Give back the data below exactly, with every line kept the same.

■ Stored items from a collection

****************************************

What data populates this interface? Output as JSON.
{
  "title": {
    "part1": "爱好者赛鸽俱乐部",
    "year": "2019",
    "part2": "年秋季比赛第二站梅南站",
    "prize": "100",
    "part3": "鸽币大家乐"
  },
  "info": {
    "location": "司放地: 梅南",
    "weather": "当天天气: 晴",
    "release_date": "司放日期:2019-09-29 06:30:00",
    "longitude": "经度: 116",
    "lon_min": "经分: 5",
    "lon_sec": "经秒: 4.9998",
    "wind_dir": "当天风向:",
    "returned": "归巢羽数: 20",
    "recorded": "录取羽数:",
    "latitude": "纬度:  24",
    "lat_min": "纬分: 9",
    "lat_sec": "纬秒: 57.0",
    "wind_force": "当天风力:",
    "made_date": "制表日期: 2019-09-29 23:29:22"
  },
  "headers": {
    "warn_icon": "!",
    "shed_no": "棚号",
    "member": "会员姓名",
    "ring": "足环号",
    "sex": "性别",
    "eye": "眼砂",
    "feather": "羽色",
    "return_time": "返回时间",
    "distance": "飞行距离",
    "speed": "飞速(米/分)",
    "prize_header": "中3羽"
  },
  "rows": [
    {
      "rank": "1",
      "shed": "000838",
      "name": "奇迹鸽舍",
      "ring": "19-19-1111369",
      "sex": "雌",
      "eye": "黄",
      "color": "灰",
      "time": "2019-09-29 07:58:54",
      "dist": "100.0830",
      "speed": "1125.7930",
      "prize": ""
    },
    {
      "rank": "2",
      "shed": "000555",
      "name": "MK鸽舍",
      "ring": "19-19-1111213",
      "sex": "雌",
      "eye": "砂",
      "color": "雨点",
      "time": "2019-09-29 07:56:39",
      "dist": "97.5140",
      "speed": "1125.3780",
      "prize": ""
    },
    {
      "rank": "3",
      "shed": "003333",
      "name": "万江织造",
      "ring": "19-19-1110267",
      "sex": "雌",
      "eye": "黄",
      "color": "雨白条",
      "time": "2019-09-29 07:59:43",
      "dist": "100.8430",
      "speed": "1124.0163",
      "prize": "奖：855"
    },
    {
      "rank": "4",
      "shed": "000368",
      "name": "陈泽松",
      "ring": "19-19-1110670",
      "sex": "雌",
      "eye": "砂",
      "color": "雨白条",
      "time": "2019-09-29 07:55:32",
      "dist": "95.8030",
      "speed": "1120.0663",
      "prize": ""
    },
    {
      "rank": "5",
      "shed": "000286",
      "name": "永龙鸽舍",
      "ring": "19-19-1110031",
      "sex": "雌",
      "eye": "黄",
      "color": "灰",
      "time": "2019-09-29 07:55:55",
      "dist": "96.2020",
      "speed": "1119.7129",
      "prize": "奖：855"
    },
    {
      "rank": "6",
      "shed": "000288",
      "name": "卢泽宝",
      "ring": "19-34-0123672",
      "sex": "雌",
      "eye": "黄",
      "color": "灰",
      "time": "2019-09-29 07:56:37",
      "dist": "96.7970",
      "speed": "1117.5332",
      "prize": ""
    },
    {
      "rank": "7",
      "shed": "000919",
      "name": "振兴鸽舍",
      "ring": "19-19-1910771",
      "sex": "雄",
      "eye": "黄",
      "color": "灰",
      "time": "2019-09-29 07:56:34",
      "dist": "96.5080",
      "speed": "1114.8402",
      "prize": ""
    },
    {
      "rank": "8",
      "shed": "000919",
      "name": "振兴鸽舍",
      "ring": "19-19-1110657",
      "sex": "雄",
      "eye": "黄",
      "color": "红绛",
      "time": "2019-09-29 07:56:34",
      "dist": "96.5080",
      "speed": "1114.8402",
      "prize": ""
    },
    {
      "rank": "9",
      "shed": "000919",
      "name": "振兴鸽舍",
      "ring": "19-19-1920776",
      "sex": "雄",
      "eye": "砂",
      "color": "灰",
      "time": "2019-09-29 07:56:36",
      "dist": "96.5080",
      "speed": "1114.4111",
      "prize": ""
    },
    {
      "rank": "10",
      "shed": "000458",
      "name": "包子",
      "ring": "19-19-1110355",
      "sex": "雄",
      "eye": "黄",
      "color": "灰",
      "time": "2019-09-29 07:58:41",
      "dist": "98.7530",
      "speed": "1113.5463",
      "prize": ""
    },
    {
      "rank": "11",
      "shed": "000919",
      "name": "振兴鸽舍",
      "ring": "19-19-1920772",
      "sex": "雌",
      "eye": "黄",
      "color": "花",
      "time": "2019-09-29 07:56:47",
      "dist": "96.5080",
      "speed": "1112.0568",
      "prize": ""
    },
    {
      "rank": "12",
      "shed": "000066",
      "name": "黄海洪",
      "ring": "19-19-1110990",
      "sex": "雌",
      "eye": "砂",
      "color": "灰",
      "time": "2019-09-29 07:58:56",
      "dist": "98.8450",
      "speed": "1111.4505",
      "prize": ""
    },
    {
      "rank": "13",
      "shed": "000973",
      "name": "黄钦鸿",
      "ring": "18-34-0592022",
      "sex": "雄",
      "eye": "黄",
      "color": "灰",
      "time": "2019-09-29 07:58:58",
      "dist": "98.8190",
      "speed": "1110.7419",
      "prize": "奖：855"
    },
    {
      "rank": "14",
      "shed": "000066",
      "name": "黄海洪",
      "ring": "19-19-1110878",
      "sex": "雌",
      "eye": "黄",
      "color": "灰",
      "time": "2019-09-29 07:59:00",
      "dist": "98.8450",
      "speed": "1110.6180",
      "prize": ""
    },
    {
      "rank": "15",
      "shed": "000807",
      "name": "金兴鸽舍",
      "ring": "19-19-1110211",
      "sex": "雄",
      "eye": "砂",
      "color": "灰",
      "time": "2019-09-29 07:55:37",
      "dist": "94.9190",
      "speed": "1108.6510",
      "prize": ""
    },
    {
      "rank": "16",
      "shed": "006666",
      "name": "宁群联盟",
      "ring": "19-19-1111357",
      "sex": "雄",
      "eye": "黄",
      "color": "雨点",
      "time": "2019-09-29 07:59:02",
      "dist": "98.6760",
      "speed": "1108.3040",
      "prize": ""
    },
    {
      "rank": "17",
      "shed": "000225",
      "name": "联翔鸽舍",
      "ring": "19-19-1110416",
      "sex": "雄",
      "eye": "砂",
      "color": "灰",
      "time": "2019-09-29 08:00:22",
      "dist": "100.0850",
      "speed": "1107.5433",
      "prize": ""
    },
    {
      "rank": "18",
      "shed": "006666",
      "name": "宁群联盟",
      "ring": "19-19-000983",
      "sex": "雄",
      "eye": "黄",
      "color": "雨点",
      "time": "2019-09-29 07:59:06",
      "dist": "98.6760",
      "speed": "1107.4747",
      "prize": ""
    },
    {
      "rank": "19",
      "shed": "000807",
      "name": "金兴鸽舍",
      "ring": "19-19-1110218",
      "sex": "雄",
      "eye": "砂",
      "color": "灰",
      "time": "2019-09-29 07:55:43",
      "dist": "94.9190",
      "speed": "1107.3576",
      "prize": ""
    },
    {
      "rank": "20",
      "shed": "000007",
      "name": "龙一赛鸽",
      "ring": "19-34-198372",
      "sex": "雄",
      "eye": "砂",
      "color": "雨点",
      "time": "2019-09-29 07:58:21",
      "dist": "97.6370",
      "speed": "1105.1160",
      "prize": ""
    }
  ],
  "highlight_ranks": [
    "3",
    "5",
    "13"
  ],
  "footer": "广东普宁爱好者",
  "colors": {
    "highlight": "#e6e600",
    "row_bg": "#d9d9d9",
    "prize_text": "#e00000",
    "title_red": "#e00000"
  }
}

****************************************

■ Result of the exercise
What data populates this interface? Output as JSON.
{
  "title": {
    "part1": "爱好者赛鸽俱乐部",
    "year": "2019",
    "part2": "年秋季比赛第二站梅南站",
    "prize": "100",
    "part3": "鸽币大家乐"
  },
  "info": {
    "location": "司放地: 梅南",
    "weather": "当天天气: 晴",
    "release_date": "司放日期:2019-09-29 06:30:00",
    "longitude": "经度: 116",
    "lon_min": "经分: 5",
    "lon_sec": "经秒: 4.9998",
    "wind_dir": "当天风向:",
    "returned": "归巢羽数: 20",
    "recorded": "录取羽数:",
    "latitude": "纬度:  24",
    "lat_min": "纬分: 9",
    "lat_sec": "纬秒: 57.0",
    "wind_force": "当天风力:",
    "made_date": "制表日期: 2019-09-29 23:29:22"
  },
  "headers": {
    "warn_icon": "!",
    "shed_no": "棚号",
    "member": "会员姓名",
    "ring": "足环号",
    "sex": "性别",
    "eye": "眼砂",
    "feather": "羽色",
    "return_time": "返回时间",
    "distance": "飞行距离",
    "speed": "飞速(米/分)",
    "prize_header": "中3羽"
  },
  "rows": [
    {
      "rank": "1",
      "shed": "000838",
      "name": "奇迹鸽舍",
      "ring": "19-19-1111369",
      "sex": "雌",
      "eye": "黄",
      "color": "灰",
      "time": "2019-09-29 07:58:54",
      "dist": "100.0830",
      "speed": "1125.7930",
      "prize": ""
    },
    {
      "rank": "2",
      "shed": "000555",
      "name": "MK鸽舍",
      "ring": "19-19-1111213",
      "sex": "雌",
      "eye": "砂",
      "color": "雨点",
      "time": "2019-09-29 07:56:39",
      "dist": "97.5140",
      "speed": "1125.3780",
      "prize": ""
    },
    {
      "rank": "3",
      "shed": "003333",
      "name": "万江织造",
      "ring": "19-19-1110267",
      "sex": "雌",
      "eye": "黄",
      "color": "雨白条",
      "time": "2019-09-29 07:59:43",
      "dist": "100.8430",
      "speed": "1124.0163",
      "prize": "奖：855"
    },
    {
      "rank": "4",
      "shed": "000368",
      "name": "陈泽松",
      "ring": "19-19-1110670",
      "sex": "雌",
      "eye": "砂",
      "color": "雨白条",
      "time": "2019-09-29 07:55:32",
      "dist": "95.8030",
      "speed": "1120.0663",
      "prize": ""
    },
    {
      "rank": "5",
      "shed": "000286",
      "name": "永龙鸽舍",
      "ring": "19-19-1110031",
      "sex": "雌",
      "eye": "黄",
      "color": "灰",
      "time": "2019-09-29 07:55:55",
      "dist": "96.2020",
      "speed": "1119.7129",
      "prize": "奖：855"
    },
    {
      "rank": "6",
      "shed": "000288",
      "name": "卢泽宝",
      "ring": "19-34-0123672",
      "sex": "雌",
      "eye": "黄",
      "color": "灰",
      "time": "2019-09-29 07:56:37",
      "dist": "96.7970",
      "speed": "1117.5332",
      "prize": ""
    },
    {
      "rank": "7",
      "shed": "000919",
      "name": "振兴鸽舍",
      "ring": "19-19-1910771",
      "sex": "雄",
      "eye": "黄",
      "color": "灰",
      "time": "2019-09-29 07:56:34",
      "dist": "96.5080",
      "speed": "1114.8402",
      "prize": ""
    },
    {
      "rank": "8",
      "shed": "000919",
      "name": "振兴鸽舍",
      "ring": "19-19-1110657",
      "sex": "雄",
      "eye": "黄",
      "color": "红绛",
      "time": "2019-09-29 07:56:34",
      "dist": "96.5080",
      "speed": "1114.8402",
      "prize": ""
    },
    {
      "rank": "9",
      "shed": "000919",
      "name": "振兴鸽舍",
      "ring": "19-19-1920776",
      "sex": "雄",
      "eye": "砂",
      "color": "灰",
      "time": "2019-09-29 07:56:36",
      "dist": "96.5080",
      "speed": "1114.4111",
      "prize": ""
    },
    {
      "rank": "10",
      "shed": "000458",
      "name": "包子",
      "ring": "19-19-1110355",
      "sex": "雄",
      "eye": "黄",
      "color": "灰",
      "time": "2019-09-29 07:58:41",
      "dist": "98.7530",
      "speed": "1113.5463",
      "prize": ""
    },
    {
      "rank": "11",
      "shed": "000919",
      "name": "振兴鸽舍",
      "ring": "19-19-1920772",
      "sex": "雌",
      "eye": "黄",
      "color": "花",
      "time": "2019-09-29 07:56:47",
      "dist": "96.5080",
      "speed": "1112.0568",
      "prize": ""
    },
    {
      "rank": "12",
      "shed": "000066",
      "name": "黄海洪",
      "ring": "19-19-1110990",
      "sex": "雌",
      "eye": "砂",
      "color": "灰",
      "time": "2019-09-29 07:58:56",
      "dist": "98.8450",
      "speed": "1111.4505",
      "prize": ""
    },
    {
      "rank": "13",
      "shed": "000973",
      "name": "黄钦鸿",
      "ring": "18-34-0592022",
      "sex": "雄",
      "eye": "黄",
      "color": "灰",
      "time": "2019-09-29 07:58:58",
      "dist": "98.8190",
      "speed": "1110.7419",
      "prize": "奖：855"
    },
    {
      "rank": "14",
      "shed": "000066",
      "name": "黄海洪",
      "ring": "19-19-1110878",
      "sex": "雌",
      "eye": "黄",
      "color": "灰",
      "time": "2019-09-29 07:59:00",
      "dist": "98.8450",
      "speed": "1110.6180",
      "prize": ""
    },
    {
      "rank": "15",
      "shed": "000807",
      "name": "金兴鸽舍",
      "ring": "19-19-1110211",
      "sex": "雄",
      "eye": "砂",
      "color": "灰",
      "time": "2019-09-29 07:55:37",
      "dist": "94.9190",
      "speed": "1108.6510",
      "prize": ""
    },
    {
      "rank": "16",
      "shed": "006666",
      "name": "宁群联盟",
      "ring": "19-19-1111357",
      "sex": "雄",
      "eye": "黄",
      "color": "雨点",
      "time": "2019-09-29 07:59:02",
      "dist": "98.6760",
      "speed": "1108.3040",
      "prize": ""
    },
    {
      "rank": "17",
      "shed": "000225",
      "name": "联翔鸽舍",
      "ring": "19-19-1110416",
      "sex": "雄",
      "eye": "砂",
      "color": "灰",
      "time": "2019-09-29 08:00:22",
      "dist": "100.0850",
      "speed": "1107.5433",
      "prize": ""
    },
    {
      "rank": "18",
      "shed": "006666",
      "name": "宁群联盟",
      "ring": "19-19-000983",
      "sex": "雄",
      "eye": "黄",
      "color": "雨点",
      "time": "2019-09-29 07:59:06",
      "dist": "98.6760",
      "speed": "1107.4747",
      "prize": ""
    },
    {
      "rank": "19",
      "shed": "000807",
      "name": "金兴鸽舍",
      "ring": "19-19-1110218",
      "sex": "雄",
      "eye": "砂",
      "color": "灰",
      "time": "2019-09-29 07:55:43",
      "dist": "94.9190",
      "speed": "1107.3576",
      "prize": ""
    },
    {
      "rank": "20",
      "shed": "000007",
      "name": "龙一赛鸽",
      "ring": "19-34-198372",
      "sex": "雄",
      "eye": "砂",
      "color": "雨点",
      "time": "2019-09-29 07:58:21",
      "dist": "97.6370",
      "speed": "1105.1160",
      "prize": ""
    }
  ],
  "highlight_ranks": [
    "3",
    "5",
    "13"
  ],
  "footer": "广东普宁爱好者",
  "colors": {
    "highlight": "#e6e600",
    "row_bg": "#d9d9d9",
    "prize_text": "#e00000",
    "title_red": "#e00000"
  }
}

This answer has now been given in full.